Malaria and irrigation
As is the case with many sub Saharan with the Kenya National Irrigation Board, Africa countries, Kenya is currently embarking on a number of large irrigation projects, as a way of reducing over- reliance on rainfed agriculture. However, while irrigation can improve food security, the approach also causes considerable landuse changes with negative implications for malaria and other mosquito-borne diseases.
icipe has recently commenced a study to investigate how irrigation will affect the goals of the Kenya Malaria Strategy. The research will be conducted in Busia County, western Kenya, where the Kenyan government is establishing an irrigation project expected to cover 4000 hectares.
The icipe study is unique as it provides the opportunity to investigate in collaboration the mosquito and malaria status quo pre- irrigation, and to assess the changes as the irrigation scheme progresses.
The Centre aims to generate reliable information to enable policymakers and stakeholders to allocate resources and adopt strategies to alleviate health risks in an integrated ‘One Health’ approach towards malaria elimination.

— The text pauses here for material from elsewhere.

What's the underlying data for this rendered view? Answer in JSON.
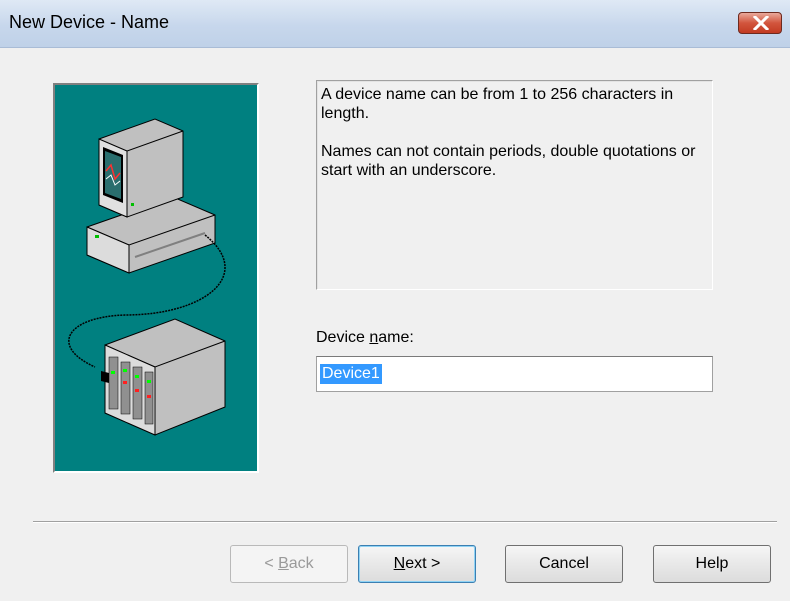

The research is being coducted through a Wellcome Trust Postdoctoral Training Fellowships in Public Health and Tropical Medicine awarded to Dr Oscar Mbare, who will be mentored by scientists from icipe, the London School of Hygiene and Tropical Medicine, and from Durham University, United Kingdom.